Students first use the Crop Tool (C) and then the Image>Adjustments>Levels, followed by the Image>Adjustments>Color Balance in order to take a decent picture and make it more dynamic.
|Let's face it: jets motivate.|
This is a relatively simple assignment that demonstrates another use for the Crop Tool, which is to expand the canvas, and a tiny bit of the Type Tool (T). In particular, they use the Tool Options Bar to adjust the font, size, justification, and color of the text they put on their motivational poster.
|If that flower were a student, he'd get in trouble for that.|

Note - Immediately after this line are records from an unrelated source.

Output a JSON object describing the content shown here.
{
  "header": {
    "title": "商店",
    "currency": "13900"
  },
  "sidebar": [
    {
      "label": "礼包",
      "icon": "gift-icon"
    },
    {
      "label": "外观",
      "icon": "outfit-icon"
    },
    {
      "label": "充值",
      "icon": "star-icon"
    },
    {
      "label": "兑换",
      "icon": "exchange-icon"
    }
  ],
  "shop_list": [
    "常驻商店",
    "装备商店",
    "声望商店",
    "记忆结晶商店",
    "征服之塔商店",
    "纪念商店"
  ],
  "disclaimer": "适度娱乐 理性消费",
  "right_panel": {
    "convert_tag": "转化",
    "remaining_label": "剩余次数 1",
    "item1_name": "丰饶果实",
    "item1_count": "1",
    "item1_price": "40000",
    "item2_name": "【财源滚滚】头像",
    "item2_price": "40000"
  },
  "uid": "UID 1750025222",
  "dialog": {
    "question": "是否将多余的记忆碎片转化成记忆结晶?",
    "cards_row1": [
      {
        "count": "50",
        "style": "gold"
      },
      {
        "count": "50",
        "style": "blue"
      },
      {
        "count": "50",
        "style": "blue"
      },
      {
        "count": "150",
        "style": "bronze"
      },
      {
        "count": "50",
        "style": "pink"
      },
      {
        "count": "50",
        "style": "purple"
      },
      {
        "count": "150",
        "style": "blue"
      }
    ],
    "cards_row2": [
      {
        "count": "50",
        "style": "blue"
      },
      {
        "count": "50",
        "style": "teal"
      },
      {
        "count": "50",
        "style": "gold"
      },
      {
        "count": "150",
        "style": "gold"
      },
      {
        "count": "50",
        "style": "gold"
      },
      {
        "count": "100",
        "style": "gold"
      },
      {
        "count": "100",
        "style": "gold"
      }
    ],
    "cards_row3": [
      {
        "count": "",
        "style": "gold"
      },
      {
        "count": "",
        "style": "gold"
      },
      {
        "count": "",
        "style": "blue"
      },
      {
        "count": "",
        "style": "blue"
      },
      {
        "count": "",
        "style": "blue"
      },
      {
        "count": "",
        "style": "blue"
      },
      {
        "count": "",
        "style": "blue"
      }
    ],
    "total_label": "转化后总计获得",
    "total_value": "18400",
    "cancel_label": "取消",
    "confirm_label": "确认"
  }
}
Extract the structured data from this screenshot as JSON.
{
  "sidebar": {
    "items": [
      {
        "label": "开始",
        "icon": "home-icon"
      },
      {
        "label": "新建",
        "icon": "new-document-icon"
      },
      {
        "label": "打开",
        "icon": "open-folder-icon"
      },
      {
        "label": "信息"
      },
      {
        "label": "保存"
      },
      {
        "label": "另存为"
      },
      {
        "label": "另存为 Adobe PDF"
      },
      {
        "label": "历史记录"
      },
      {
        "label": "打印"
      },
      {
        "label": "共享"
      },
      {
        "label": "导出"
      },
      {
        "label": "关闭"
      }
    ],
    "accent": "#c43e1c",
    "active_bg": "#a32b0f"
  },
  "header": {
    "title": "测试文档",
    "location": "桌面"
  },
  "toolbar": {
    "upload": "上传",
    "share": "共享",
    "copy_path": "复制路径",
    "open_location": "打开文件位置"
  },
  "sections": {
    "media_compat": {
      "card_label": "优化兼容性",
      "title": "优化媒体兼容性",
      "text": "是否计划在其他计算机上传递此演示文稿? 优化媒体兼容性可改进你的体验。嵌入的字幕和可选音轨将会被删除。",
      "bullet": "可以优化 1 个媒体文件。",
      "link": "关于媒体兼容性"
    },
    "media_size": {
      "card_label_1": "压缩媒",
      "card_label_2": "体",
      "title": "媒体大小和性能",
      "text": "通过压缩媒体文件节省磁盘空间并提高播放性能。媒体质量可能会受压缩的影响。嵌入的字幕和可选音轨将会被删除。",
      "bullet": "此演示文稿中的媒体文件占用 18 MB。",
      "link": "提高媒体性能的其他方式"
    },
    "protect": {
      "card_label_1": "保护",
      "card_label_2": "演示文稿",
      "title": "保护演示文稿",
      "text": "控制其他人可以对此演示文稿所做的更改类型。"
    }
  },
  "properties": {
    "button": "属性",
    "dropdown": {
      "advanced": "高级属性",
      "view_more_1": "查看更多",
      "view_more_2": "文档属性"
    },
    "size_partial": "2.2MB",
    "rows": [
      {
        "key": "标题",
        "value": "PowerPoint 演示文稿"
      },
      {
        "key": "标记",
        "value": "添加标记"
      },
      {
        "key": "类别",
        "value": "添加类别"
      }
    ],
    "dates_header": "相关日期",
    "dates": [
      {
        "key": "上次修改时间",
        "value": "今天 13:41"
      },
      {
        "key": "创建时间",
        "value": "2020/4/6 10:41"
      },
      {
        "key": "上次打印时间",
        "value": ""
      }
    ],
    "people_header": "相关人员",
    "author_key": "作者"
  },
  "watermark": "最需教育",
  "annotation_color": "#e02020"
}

I lament the fact that I didn't learn how to use masks until I was student-teaching and my mentor teacher bought one of those Photoshop Creative magazines. Anyway, for this assignment they open up a picture (of flowers, in this case), duplicate the layer, desaturate it, add a mask, and mask out only the one flower so it's in color while the rest aren't.
|Gymkhana 5 in San Francisco.|
First, choose a picture to play with. Then, triple the canvas size either horizontally or vertically (Image>Canvas Size), and duplicate the picture twice. On each layer, search through the filters and find one that adds some artistic flair. That's all.
Stamp Brush (Edit>Define Brush Preset)
Filter Blend (filters, layer blending)
Postcard (layers, type, gradients)
Footprints (clone stamp, bandaid)
Platypus (compositing, transparency)
Scatter Brush (brushes palette)